*** Begin section ***
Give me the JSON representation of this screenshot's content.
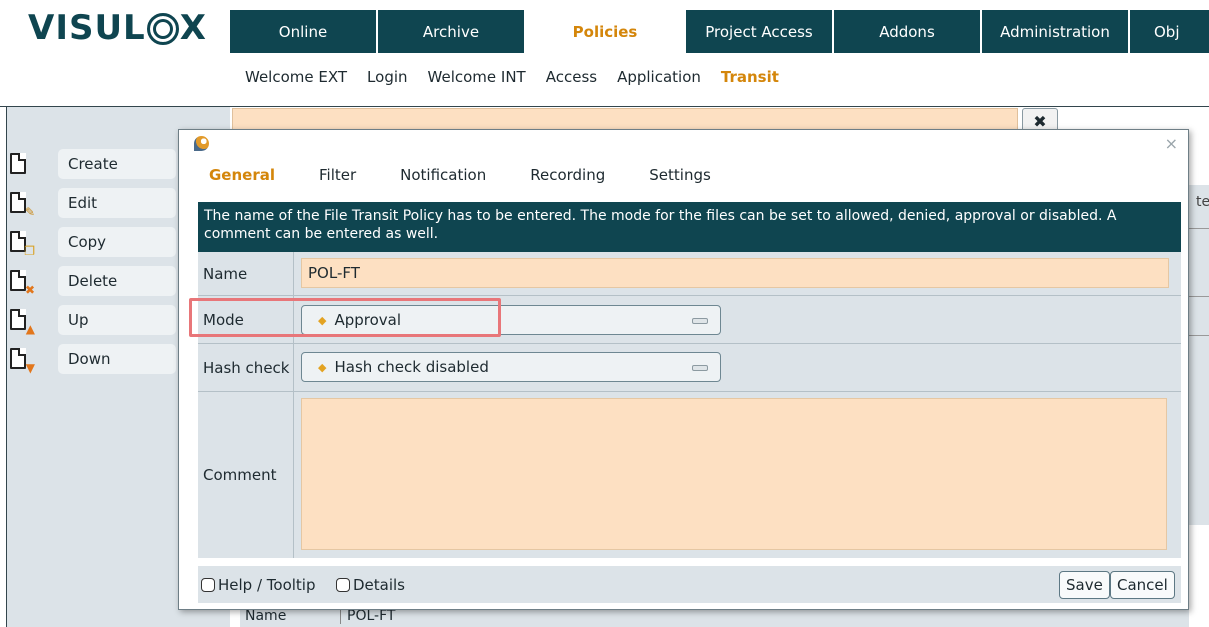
{
  "brand": {
    "logo_left": "VISUL",
    "logo_right": "X"
  },
  "topnav": {
    "tabs": [
      "Online",
      "Archive",
      "Policies",
      "Project Access",
      "Addons",
      "Administration",
      "Obj"
    ],
    "active": "Policies"
  },
  "subnav": {
    "items": [
      "Welcome EXT",
      "Login",
      "Welcome INT",
      "Access",
      "Application",
      "Transit"
    ],
    "active": "Transit"
  },
  "sidebar": {
    "buttons": [
      {
        "label": "Create",
        "icon": "new-document-icon"
      },
      {
        "label": "Edit",
        "icon": "edit-document-icon"
      },
      {
        "label": "Copy",
        "icon": "copy-document-icon"
      },
      {
        "label": "Delete",
        "icon": "delete-document-icon"
      },
      {
        "label": "Up",
        "icon": "move-up-document-icon"
      },
      {
        "label": "Down",
        "icon": "move-down-document-icon"
      }
    ]
  },
  "background": {
    "close_glyph": "✖",
    "right_fragment": "te",
    "bottom_label": "Name",
    "bottom_value": "POL-FT"
  },
  "dialog": {
    "close_glyph": "×",
    "tabs": [
      "General",
      "Filter",
      "Notification",
      "Recording",
      "Settings"
    ],
    "active_tab": "General",
    "info": "The name of the File Transit Policy has to be entered. The mode for the files can be set to allowed, denied, approval or disabled. A comment can be entered as well.",
    "fields": {
      "name_label": "Name",
      "name_value": "POL-FT",
      "mode_label": "Mode",
      "mode_value": "Approval",
      "hash_label": "Hash check",
      "hash_value": "Hash check disabled",
      "comment_label": "Comment",
      "comment_value": ""
    },
    "footer": {
      "help_label": "Help / Tooltip",
      "details_label": "Details",
      "save_label": "Save",
      "cancel_label": "Cancel"
    }
  },
  "colors": {
    "brand_teal": "#0f4550",
    "accent_orange": "#d4860b",
    "field_peach": "#fde0c2",
    "highlight_red": "#e87679"
  }
}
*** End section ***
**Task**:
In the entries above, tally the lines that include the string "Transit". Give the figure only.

**Task solution**:
3